**Exercise description**
Please find the lines in the entries below that contain the word "Sign", and copy each one.

Segment Start: Records supplied

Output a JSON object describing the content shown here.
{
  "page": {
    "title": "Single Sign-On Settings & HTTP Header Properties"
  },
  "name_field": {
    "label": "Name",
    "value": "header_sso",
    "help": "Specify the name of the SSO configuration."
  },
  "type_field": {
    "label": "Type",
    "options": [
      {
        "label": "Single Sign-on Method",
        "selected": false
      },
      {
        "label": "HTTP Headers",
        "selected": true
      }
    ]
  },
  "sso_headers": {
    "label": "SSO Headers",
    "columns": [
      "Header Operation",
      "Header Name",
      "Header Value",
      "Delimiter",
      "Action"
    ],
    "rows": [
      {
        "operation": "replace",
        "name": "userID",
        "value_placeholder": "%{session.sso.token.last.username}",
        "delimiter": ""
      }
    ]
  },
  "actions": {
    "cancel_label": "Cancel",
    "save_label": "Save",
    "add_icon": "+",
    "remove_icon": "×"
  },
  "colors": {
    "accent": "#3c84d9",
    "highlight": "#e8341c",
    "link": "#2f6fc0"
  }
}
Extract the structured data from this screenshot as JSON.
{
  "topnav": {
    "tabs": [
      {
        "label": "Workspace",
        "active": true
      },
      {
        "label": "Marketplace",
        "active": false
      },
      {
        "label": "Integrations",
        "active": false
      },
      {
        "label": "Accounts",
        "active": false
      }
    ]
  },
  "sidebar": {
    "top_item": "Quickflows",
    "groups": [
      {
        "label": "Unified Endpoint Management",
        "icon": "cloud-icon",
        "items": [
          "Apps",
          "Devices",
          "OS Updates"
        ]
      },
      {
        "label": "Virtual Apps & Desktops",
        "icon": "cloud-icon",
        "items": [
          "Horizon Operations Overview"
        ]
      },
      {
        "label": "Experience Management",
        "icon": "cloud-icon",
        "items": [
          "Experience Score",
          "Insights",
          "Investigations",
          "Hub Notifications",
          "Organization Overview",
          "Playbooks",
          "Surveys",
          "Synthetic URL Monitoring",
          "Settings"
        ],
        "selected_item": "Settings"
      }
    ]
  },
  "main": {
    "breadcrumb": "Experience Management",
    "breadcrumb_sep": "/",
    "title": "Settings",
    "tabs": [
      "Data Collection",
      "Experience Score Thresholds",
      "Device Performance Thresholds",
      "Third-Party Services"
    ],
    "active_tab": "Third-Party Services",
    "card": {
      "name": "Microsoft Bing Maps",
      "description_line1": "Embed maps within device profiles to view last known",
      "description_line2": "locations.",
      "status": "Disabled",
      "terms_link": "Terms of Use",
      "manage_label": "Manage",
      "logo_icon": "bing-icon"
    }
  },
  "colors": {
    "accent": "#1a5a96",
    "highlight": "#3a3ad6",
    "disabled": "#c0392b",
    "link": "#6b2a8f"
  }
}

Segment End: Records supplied

**Problem solution**
    "title": "Single Sign-On Settings & HTTP Header Properties"
        "label": "Single Sign-on Method",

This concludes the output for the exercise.